Another aspect of that is that I had made a decision early on in Animal Man to not try to draw like everyone else, to do my own thing. My examples in this were Steve Rude and Frank Thorne, drawing in a more naturalistic style. In the mid-nineties, there was huge pressure to imitate Todd McFarlane and the Image guys.
At one point, an editor at Marvel asked me, “Can you draw like Todd McFarlane?”
“Why, I taught him everything he knows!” I joked (Todd started out drawing a back-up series in Coyote).
I didn’t get the gig. So that decision bit me in the ass in the short term, because I wasn’t drawing in the popular style. And another strange thing happened with trying to get work; I would approach Marvel or DC, and an editor would say, “We don’t think you’re right for a superhero book because you’re not known as a superhero artist.”
“But I drew Animal Man."
“That’s not really a superhero book.”
Really? This was kind of a backlash against Vertigo and the British Invasion represented by Moore, Gaiman, and Morrison. Their work wasn’t mainstream enough for the purists, despite their successes. Or you’d approach an indie company and they’d say, “We don’t think you’re right for the books we’re doing because you’re known as a superhero artist.” Again, from drawing Animal Man. You couldn’t win.

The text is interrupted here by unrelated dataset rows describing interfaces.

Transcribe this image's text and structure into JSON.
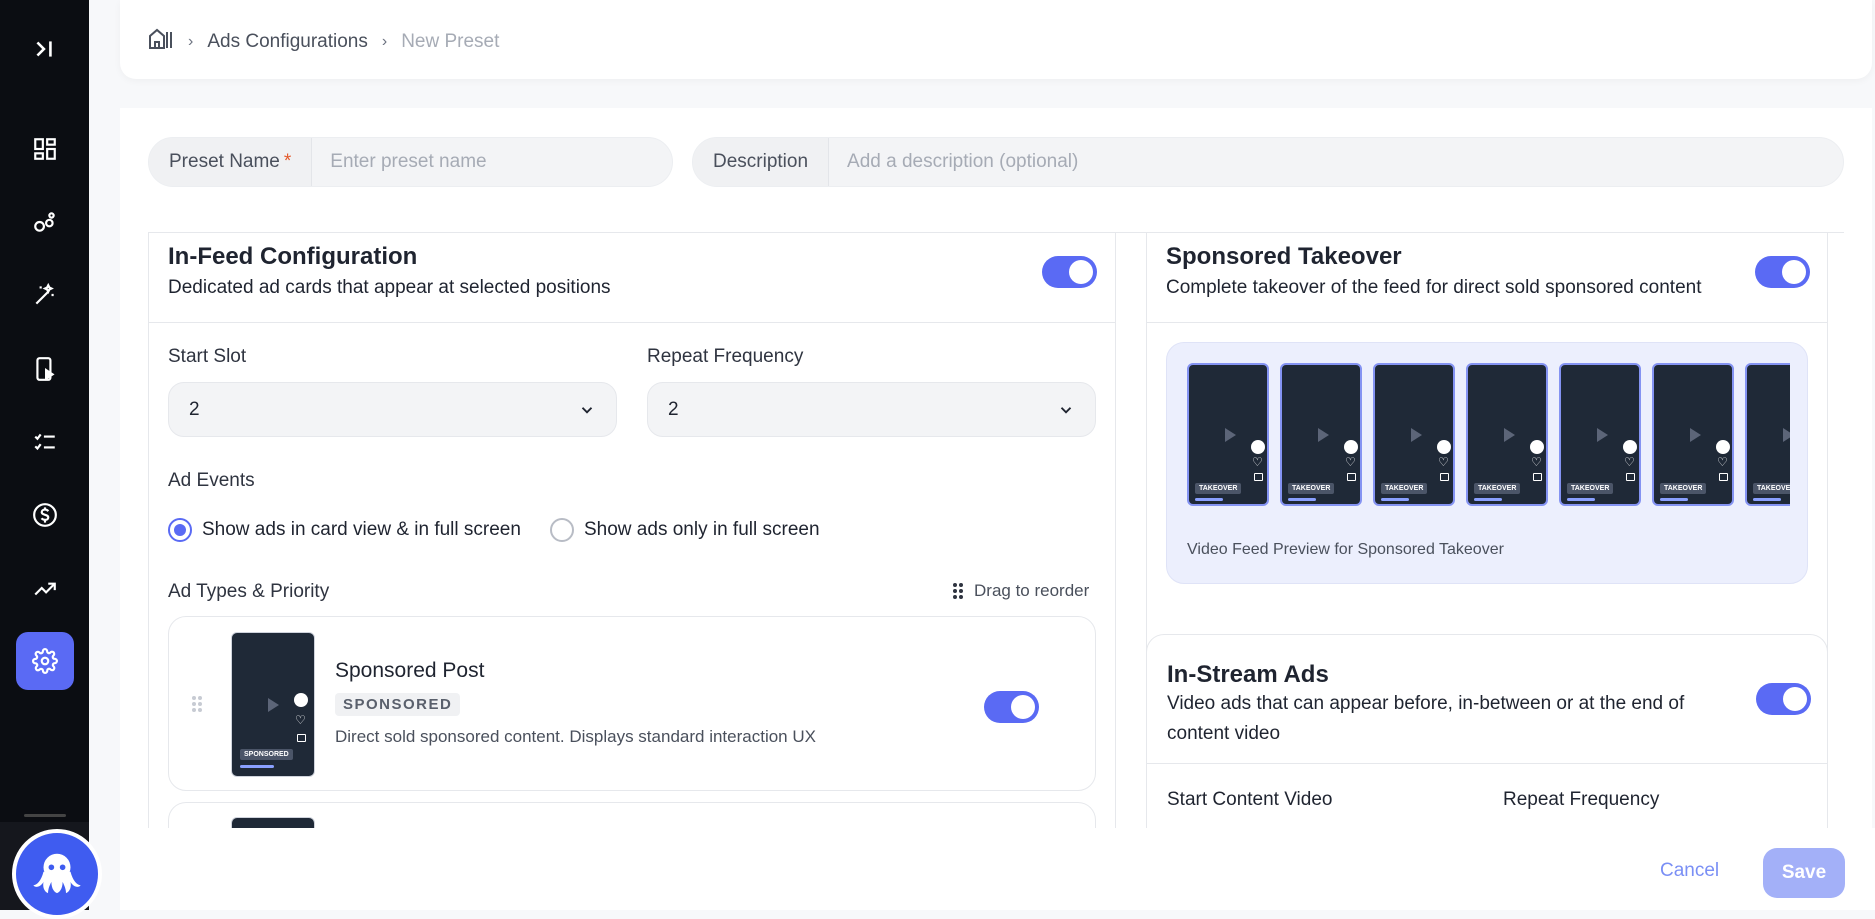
{
  "breadcrumb": {
    "items": [
      "Ads Configurations",
      "New Preset"
    ]
  },
  "form": {
    "preset_name_label": "Preset Name",
    "preset_name_required": "*",
    "preset_name_placeholder": "Enter preset name",
    "description_label": "Description",
    "description_placeholder": "Add a description (optional)"
  },
  "in_feed": {
    "title": "In-Feed Configuration",
    "subtitle": "Dedicated ad cards that appear at selected positions",
    "enabled": true,
    "start_slot_label": "Start Slot",
    "start_slot_value": "2",
    "repeat_frequency_label": "Repeat Frequency",
    "repeat_frequency_value": "2",
    "ad_events_label": "Ad Events",
    "ad_events_options": [
      "Show ads in card view & in full screen",
      "Show ads only in full screen"
    ],
    "ad_events_selected": 0,
    "ad_types_label": "Ad Types & Priority",
    "drag_hint": "Drag to reorder",
    "ad_types": [
      {
        "name": "Sponsored Post",
        "badge": "SPONSORED",
        "description": "Direct sold sponsored content. Displays standard interaction UX",
        "thumb_tag": "SPONSORED",
        "enabled": true
      }
    ]
  },
  "sponsored_takeover": {
    "title": "Sponsored Takeover",
    "subtitle": "Complete takeover of the feed for direct sold sponsored content",
    "enabled": true,
    "thumb_tag": "TAKEOVER",
    "preview_caption": "Video Feed Preview for Sponsored Takeover"
  },
  "in_stream": {
    "title": "In-Stream Ads",
    "subtitle_line1": "Video ads that can appear before, in-between or at the end of",
    "subtitle_line2": "content video",
    "enabled": true,
    "start_label": "Start Content Video",
    "repeat_label": "Repeat Frequency"
  },
  "actions": {
    "cancel": "Cancel",
    "save": "Save"
  },
  "colors": {
    "accent": "#5a6af4",
    "sidebar": "#0b0d12"
  }
}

Or, you’d get an editor interested and they’d get you drawing sample pages: “Why don’t you draw some Stupendous Man samples?”
You draw the pages on spec—unpaid. You send them in.
“We don’t really need a Stupendous Man artist right now. Why don't you do some Dark Avenger sample pages?”
You do the samples and send them in.
“We don’t really need a Dark Avenger artist right now. Why don’t you draw–"
In theory, you could do this indefinitely. Editor on a power trip.
Or you might be told, “We just don’t have anything that fits your style right now.”
Whether true or a brush-off, there’s no way to know. So I did other things, eventually going back to school to learn computer graphics, Illustrator, Photoshop, etc. I have a title for an Animal Man story I’ve never written: “Adapt, Move On, or Die."
I would have loved to have done a Sandman story with Neil Gaiman. In those days, he was living over the border in Wisconsin. I would still love to do a Conan or Red Sonja story, the latter because of Frank Thorne. I didn’t grow up reading superhero books, so I wasn’t one of those guys who dreamed of drawing Spider-Man or Batman since they were ten. When I came to comics, in my mid-teens, I was reading Savage Sword of Conan, Marvel’s black and white Planet of the Apes magazine, John Carter Warlord of Mars (with those wonderful Nebres inks), Heavy Metal (my intro to Moebius, Corben, and Milo Manara), and the Warren black and whites (with the reprinted Frazetta covers).
Your former editor Karen Berger is often touted as being instrumental in bringing a talent-centered approach to the corporate culture of comics emerging in the '80s, having championed creator rights in the wake of the attention Jack Kirby and Neal Adams brought to the subject. How do you view the way that creators and their rights are prioritized in the current climate of comics publishing?
It’s always a good thing. We’re the idea people.